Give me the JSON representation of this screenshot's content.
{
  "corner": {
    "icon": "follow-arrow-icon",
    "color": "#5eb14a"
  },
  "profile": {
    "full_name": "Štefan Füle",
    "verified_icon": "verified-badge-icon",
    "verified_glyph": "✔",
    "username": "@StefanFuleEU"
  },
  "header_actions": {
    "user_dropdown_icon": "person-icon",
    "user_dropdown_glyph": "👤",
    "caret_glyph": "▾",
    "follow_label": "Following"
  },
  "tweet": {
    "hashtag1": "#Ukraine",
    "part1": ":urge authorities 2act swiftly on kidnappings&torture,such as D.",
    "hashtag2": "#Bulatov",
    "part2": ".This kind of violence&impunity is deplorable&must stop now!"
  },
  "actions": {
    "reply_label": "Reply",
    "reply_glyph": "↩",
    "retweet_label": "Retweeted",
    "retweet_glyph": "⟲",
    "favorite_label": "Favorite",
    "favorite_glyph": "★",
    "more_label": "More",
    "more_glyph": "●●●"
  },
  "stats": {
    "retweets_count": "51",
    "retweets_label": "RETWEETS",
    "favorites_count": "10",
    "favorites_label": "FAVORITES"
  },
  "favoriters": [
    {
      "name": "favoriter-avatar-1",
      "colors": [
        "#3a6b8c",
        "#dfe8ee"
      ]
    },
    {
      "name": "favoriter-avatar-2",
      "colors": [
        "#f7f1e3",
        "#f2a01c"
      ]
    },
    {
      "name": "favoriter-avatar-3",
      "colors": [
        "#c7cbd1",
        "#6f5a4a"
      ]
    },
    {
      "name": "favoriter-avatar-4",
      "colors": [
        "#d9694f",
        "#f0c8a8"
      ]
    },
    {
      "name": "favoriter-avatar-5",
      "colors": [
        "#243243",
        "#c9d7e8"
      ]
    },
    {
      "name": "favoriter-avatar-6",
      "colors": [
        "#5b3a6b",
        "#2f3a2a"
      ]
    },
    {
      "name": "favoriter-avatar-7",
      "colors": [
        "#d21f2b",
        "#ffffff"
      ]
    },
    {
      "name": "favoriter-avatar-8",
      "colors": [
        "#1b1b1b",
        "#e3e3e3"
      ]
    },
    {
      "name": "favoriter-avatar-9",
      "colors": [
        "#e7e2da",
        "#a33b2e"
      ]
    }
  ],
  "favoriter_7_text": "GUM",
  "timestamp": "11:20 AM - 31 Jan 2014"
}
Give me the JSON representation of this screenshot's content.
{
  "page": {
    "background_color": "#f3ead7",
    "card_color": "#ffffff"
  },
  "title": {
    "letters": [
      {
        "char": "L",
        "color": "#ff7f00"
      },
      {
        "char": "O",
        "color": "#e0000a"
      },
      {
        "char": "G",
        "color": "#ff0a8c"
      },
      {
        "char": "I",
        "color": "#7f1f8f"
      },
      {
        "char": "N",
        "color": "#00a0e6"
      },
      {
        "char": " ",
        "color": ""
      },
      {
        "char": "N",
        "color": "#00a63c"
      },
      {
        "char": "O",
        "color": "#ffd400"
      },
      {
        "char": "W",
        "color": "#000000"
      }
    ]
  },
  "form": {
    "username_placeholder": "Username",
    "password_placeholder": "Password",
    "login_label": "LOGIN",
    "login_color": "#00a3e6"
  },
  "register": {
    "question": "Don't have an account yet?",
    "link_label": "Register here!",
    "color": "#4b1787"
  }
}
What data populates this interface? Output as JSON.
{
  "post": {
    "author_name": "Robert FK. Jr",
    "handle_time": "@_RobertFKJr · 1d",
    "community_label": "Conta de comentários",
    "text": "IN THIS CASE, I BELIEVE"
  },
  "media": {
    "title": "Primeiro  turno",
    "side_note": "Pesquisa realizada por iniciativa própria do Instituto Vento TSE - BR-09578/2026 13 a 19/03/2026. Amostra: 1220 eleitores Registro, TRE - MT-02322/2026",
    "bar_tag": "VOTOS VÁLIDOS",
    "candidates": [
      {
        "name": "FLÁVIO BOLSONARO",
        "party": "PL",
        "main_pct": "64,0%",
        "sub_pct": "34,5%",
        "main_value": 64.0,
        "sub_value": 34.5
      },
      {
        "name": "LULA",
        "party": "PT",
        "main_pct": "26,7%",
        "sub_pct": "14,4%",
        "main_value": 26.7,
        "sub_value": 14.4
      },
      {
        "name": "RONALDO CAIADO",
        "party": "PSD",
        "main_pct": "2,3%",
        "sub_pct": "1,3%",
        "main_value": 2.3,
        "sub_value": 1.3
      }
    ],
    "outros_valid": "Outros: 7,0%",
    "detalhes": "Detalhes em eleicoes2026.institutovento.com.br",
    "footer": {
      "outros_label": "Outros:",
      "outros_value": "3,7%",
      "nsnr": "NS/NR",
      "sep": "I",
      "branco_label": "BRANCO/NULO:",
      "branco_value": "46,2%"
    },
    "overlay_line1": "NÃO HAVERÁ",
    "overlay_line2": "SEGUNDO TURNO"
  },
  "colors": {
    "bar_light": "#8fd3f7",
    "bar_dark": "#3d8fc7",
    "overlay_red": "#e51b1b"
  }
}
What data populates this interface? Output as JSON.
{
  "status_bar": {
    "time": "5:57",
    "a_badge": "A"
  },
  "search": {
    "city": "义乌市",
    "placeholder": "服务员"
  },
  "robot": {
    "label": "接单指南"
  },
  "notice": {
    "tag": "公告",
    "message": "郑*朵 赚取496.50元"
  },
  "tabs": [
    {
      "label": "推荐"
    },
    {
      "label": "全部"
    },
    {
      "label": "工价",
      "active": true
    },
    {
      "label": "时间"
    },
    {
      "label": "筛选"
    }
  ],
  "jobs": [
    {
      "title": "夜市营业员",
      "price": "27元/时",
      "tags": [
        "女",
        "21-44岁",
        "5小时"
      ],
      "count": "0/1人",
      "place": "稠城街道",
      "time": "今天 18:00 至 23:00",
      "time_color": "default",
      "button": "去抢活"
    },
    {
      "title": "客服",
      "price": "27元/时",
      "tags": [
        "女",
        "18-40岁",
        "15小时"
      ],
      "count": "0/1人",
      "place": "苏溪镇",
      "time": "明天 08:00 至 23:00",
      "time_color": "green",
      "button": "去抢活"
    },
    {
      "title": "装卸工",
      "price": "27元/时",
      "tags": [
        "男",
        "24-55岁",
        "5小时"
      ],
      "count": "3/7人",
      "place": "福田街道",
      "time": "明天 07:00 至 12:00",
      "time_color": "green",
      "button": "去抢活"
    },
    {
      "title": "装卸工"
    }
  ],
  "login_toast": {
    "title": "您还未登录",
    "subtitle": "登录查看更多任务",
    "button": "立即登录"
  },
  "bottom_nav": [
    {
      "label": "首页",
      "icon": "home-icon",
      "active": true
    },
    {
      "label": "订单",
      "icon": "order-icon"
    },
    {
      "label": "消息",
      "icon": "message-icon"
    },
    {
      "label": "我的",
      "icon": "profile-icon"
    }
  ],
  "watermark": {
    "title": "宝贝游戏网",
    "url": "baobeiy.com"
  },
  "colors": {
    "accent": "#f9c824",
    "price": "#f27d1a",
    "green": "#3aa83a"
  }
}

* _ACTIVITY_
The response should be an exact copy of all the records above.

* _TASK SOLUTION_
Give me the JSON representation of this screenshot's content.
{
  "corner": {
    "icon": "follow-arrow-icon",
    "color": "#5eb14a"
  },
  "profile": {
    "full_name": "Štefan Füle",
    "verified_icon": "verified-badge-icon",
    "verified_glyph": "✔",
    "username": "@StefanFuleEU"
  },
  "header_actions": {
    "user_dropdown_icon": "person-icon",
    "user_dropdown_glyph": "👤",
    "caret_glyph": "▾",
    "follow_label": "Following"
  },
  "tweet": {
    "hashtag1": "#Ukraine",
    "part1": ":urge authorities 2act swiftly on kidnappings&torture,such as D.",
    "hashtag2": "#Bulatov",
    "part2": ".This kind of violence&impunity is deplorable&must stop now!"
  },
  "actions": {
    "reply_label": "Reply",
    "reply_glyph": "↩",
    "retweet_label": "Retweeted",
    "retweet_glyph": "⟲",
    "favorite_label": "Favorite",
    "favorite_glyph": "★",
    "more_label": "More",
    "more_glyph": "●●●"
  },
  "stats": {
    "retweets_count": "51",
    "retweets_label": "RETWEETS",
    "favorites_count": "10",
    "favorites_label": "FAVORITES"
  },
  "favoriters": [
    {
      "name": "favoriter-avatar-1",
      "colors": [
        "#3a6b8c",
        "#dfe8ee"
      ]
    },
    {
      "name": "favoriter-avatar-2",
      "colors": [
        "#f7f1e3",
        "#f2a01c"
      ]
    },
    {
      "name": "favoriter-avatar-3",
      "colors": [
        "#c7cbd1",
        "#6f5a4a"
      ]
    },
    {
      "name": "favoriter-avatar-4",
      "colors": [
        "#d9694f",
        "#f0c8a8"
      ]
    },
    {
      "name": "favoriter-avatar-5",
      "colors": [
        "#243243",
        "#c9d7e8"
      ]
    },
    {
      "name": "favoriter-avatar-6",
      "colors": [
        "#5b3a6b",
        "#2f3a2a"
      ]
    },
    {
      "name": "favoriter-avatar-7",
      "colors": [
        "#d21f2b",
        "#ffffff"
      ]
    },
    {
      "name": "favoriter-avatar-8",
      "colors": [
        "#1b1b1b",
        "#e3e3e3"
      ]
    },
    {
      "name": "favoriter-avatar-9",
      "colors": [
        "#e7e2da",
        "#a33b2e"
      ]
    }
  ],
  "favoriter_7_text": "GUM",
  "timestamp": "11:20 AM - 31 Jan 2014"
}
Give me the JSON representation of this screenshot's content.
{
  "page": {
    "background_color": "#f3ead7",
    "card_color": "#ffffff"
  },
  "title": {
    "letters": [
      {
        "char": "L",
        "color": "#ff7f00"
      },
      {
        "char": "O",
        "color": "#e0000a"
      },
      {
        "char": "G",
        "color": "#ff0a8c"
      },
      {
        "char": "I",
        "color": "#7f1f8f"
      },
      {
        "char": "N",
        "color": "#00a0e6"
      },
      {
        "char": " ",
        "color": ""
      },
      {
        "char": "N",
        "color": "#00a63c"
      },
      {
        "char": "O",
        "color": "#ffd400"
      },
      {
        "char": "W",
        "color": "#000000"
      }
    ]
  },
  "form": {
    "username_placeholder": "Username",
    "password_placeholder": "Password",
    "login_label": "LOGIN",
    "login_color": "#00a3e6"
  },
  "register": {
    "question": "Don't have an account yet?",
    "link_label": "Register here!",
    "color": "#4b1787"
  }
}
What data populates this interface? Output as JSON.
{
  "post": {
    "author_name": "Robert FK. Jr",
    "handle_time": "@_RobertFKJr · 1d",
    "community_label": "Conta de comentários",
    "text": "IN THIS CASE, I BELIEVE"
  },
  "media": {
    "title": "Primeiro  turno",
    "side_note": "Pesquisa realizada por iniciativa própria do Instituto Vento TSE - BR-09578/2026 13 a 19/03/2026. Amostra: 1220 eleitores Registro, TRE - MT-02322/2026",
    "bar_tag": "VOTOS VÁLIDOS",
    "candidates": [
      {
        "name": "FLÁVIO BOLSONARO",
        "party": "PL",
        "main_pct": "64,0%",
        "sub_pct": "34,5%",
        "main_value": 64.0,
        "sub_value": 34.5
      },
      {
        "name": "LULA",
        "party": "PT",
        "main_pct": "26,7%",
        "sub_pct": "14,4%",
        "main_value": 26.7,
        "sub_value": 14.4
      },
      {
        "name": "RONALDO CAIADO",
        "party": "PSD",
        "main_pct": "2,3%",
        "sub_pct": "1,3%",
        "main_value": 2.3,
        "sub_value": 1.3
      }
    ],
    "outros_valid": "Outros: 7,0%",
    "detalhes": "Detalhes em eleicoes2026.institutovento.com.br",
    "footer": {
      "outros_label": "Outros:",
      "outros_value": "3,7%",
      "nsnr": "NS/NR",
      "sep": "I",
      "branco_label": "BRANCO/NULO:",
      "branco_value": "46,2%"
    },
    "overlay_line1": "NÃO HAVERÁ",
    "overlay_line2": "SEGUNDO TURNO"
  },
  "colors": {
    "bar_light": "#8fd3f7",
    "bar_dark": "#3d8fc7",
    "overlay_red": "#e51b1b"
  }
}
What data populates this interface? Output as JSON.
{
  "status_bar": {
    "time": "5:57",
    "a_badge": "A"
  },
  "search": {
    "city": "义乌市",
    "placeholder": "服务员"
  },
  "robot": {
    "label": "接单指南"
  },
  "notice": {
    "tag": "公告",
    "message": "郑*朵 赚取496.50元"
  },
  "tabs": [
    {
      "label": "推荐"
    },
    {
      "label": "全部"
    },
    {
      "label": "工价",
      "active": true
    },
    {
      "label": "时间"
    },
    {
      "label": "筛选"
    }
  ],
  "jobs": [
    {
      "title": "夜市营业员",
      "price": "27元/时",
      "tags": [
        "女",
        "21-44岁",
        "5小时"
      ],
      "count": "0/1人",
      "place": "稠城街道",
      "time": "今天 18:00 至 23:00",
      "time_color": "default",
      "button": "去抢活"
    },
    {
      "title": "客服",
      "price": "27元/时",
      "tags": [
        "女",
        "18-40岁",
        "15小时"
      ],
      "count": "0/1人",
      "place": "苏溪镇",
      "time": "明天 08:00 至 23:00",
      "time_color": "green",
      "button": "去抢活"
    },
    {
      "title": "装卸工",
      "price": "27元/时",
      "tags": [
        "男",
        "24-55岁",
        "5小时"
      ],
      "count": "3/7人",
      "place": "福田街道",
      "time": "明天 07:00 至 12:00",
      "time_color": "green",
      "button": "去抢活"
    },
    {
      "title": "装卸工"
    }
  ],
  "login_toast": {
    "title": "您还未登录",
    "subtitle": "登录查看更多任务",
    "button": "立即登录"
  },
  "bottom_nav": [
    {
      "label": "首页",
      "icon": "home-icon",
      "active": true
    },
    {
      "label": "订单",
      "icon": "order-icon"
    },
    {
      "label": "消息",
      "icon": "message-icon"
    },
    {
      "label": "我的",
      "icon": "profile-icon"
    }
  ],
  "watermark": {
    "title": "宝贝游戏网",
    "url": "baobeiy.com"
  },
  "colors": {
    "accent": "#f9c824",
    "price": "#f27d1a",
    "green": "#3aa83a"
  }
}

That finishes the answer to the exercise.